(Data about app and page elements)
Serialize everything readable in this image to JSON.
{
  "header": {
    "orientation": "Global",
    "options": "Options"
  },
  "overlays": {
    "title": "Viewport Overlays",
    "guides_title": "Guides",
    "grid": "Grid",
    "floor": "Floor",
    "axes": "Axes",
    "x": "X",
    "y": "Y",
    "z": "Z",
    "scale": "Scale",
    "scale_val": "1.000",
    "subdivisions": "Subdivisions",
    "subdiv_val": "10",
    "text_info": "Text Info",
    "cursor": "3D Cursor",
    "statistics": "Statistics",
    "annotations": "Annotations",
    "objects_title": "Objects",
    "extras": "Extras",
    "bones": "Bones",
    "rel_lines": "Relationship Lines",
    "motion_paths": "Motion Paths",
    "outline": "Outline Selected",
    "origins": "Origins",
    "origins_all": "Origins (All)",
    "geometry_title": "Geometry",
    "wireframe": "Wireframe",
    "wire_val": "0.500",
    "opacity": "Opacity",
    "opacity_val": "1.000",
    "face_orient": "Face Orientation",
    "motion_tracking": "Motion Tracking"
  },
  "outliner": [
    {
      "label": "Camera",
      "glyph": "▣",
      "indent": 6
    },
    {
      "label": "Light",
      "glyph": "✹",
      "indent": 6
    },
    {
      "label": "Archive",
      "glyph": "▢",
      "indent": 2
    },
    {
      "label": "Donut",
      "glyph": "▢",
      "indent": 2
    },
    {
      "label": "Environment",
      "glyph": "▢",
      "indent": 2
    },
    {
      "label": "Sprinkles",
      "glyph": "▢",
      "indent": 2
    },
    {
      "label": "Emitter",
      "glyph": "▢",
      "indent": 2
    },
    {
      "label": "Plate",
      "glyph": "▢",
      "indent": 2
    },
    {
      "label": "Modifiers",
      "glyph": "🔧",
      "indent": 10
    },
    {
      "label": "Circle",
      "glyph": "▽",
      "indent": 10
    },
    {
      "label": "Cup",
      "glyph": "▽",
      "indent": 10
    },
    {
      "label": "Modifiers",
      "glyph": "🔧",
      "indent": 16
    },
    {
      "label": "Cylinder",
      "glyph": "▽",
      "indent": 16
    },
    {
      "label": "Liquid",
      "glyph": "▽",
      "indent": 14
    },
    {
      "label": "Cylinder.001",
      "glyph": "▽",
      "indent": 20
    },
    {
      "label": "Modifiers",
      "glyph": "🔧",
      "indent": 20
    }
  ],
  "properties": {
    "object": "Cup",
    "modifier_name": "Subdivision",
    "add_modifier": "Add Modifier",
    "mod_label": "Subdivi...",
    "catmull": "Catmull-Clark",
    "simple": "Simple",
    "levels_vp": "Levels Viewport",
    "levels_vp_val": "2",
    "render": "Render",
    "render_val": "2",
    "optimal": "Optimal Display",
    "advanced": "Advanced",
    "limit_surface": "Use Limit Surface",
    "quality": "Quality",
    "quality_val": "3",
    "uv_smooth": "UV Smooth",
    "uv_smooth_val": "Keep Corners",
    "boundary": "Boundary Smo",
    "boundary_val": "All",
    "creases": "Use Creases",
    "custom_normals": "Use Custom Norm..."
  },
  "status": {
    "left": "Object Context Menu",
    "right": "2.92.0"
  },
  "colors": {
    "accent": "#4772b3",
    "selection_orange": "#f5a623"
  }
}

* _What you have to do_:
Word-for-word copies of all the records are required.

* _Finished exercise_:
Serialize everything readable in this image to JSON.
{
  "header": {
    "orientation": "Global",
    "options": "Options"
  },
  "overlays": {
    "title": "Viewport Overlays",
    "guides_title": "Guides",
    "grid": "Grid",
    "floor": "Floor",
    "axes": "Axes",
    "x": "X",
    "y": "Y",
    "z": "Z",
    "scale": "Scale",
    "scale_val": "1.000",
    "subdivisions": "Subdivisions",
    "subdiv_val": "10",
    "text_info": "Text Info",
    "cursor": "3D Cursor",
    "statistics": "Statistics",
    "annotations": "Annotations",
    "objects_title": "Objects",
    "extras": "Extras",
    "bones": "Bones",
    "rel_lines": "Relationship Lines",
    "motion_paths": "Motion Paths",
    "outline": "Outline Selected",
    "origins": "Origins",
    "origins_all": "Origins (All)",
    "geometry_title": "Geometry",
    "wireframe": "Wireframe",
    "wire_val": "0.500",
    "opacity": "Opacity",
    "opacity_val": "1.000",
    "face_orient": "Face Orientation",
    "motion_tracking": "Motion Tracking"
  },
  "outliner": [
    {
      "label": "Camera",
      "glyph": "▣",
      "indent": 6
    },
    {
      "label": "Light",
      "glyph": "✹",
      "indent": 6
    },
    {
      "label": "Archive",
      "glyph": "▢",
      "indent": 2
    },
    {
      "label": "Donut",
      "glyph": "▢",
      "indent": 2
    },
    {
      "label": "Environment",
      "glyph": "▢",
      "indent": 2
    },
    {
      "label": "Sprinkles",
      "glyph": "▢",
      "indent": 2
    },
    {
      "label": "Emitter",
      "glyph": "▢",
      "indent": 2
    },
    {
      "label": "Plate",
      "glyph": "▢",
      "indent": 2
    },
    {
      "label": "Modifiers",
      "glyph": "🔧",
      "indent": 10
    },
    {
      "label": "Circle",
      "glyph": "▽",
      "indent": 10
    },
    {
      "label": "Cup",
      "glyph": "▽",
      "indent": 10
    },
    {
      "label": "Modifiers",
      "glyph": "🔧",
      "indent": 16
    },
    {
      "label": "Cylinder",
      "glyph": "▽",
      "indent": 16
    },
    {
      "label": "Liquid",
      "glyph": "▽",
      "indent": 14
    },
    {
      "label": "Cylinder.001",
      "glyph": "▽",
      "indent": 20
    },
    {
      "label": "Modifiers",
      "glyph": "🔧",
      "indent": 20
    }
  ],
  "properties": {
    "object": "Cup",
    "modifier_name": "Subdivision",
    "add_modifier": "Add Modifier",
    "mod_label": "Subdivi...",
    "catmull": "Catmull-Clark",
    "simple": "Simple",
    "levels_vp": "Levels Viewport",
    "levels_vp_val": "2",
    "render": "Render",
    "render_val": "2",
    "optimal": "Optimal Display",
    "advanced": "Advanced",
    "limit_surface": "Use Limit Surface",
    "quality": "Quality",
    "quality_val": "3",
    "uv_smooth": "UV Smooth",
    "uv_smooth_val": "Keep Corners",
    "boundary": "Boundary Smo",
    "boundary_val": "All",
    "creases": "Use Creases",
    "custom_normals": "Use Custom Norm..."
  },
  "status": {
    "left": "Object Context Menu",
    "right": "2.92.0"
  },
  "colors": {
    "accent": "#4772b3",
    "selection_orange": "#f5a623"
  }
}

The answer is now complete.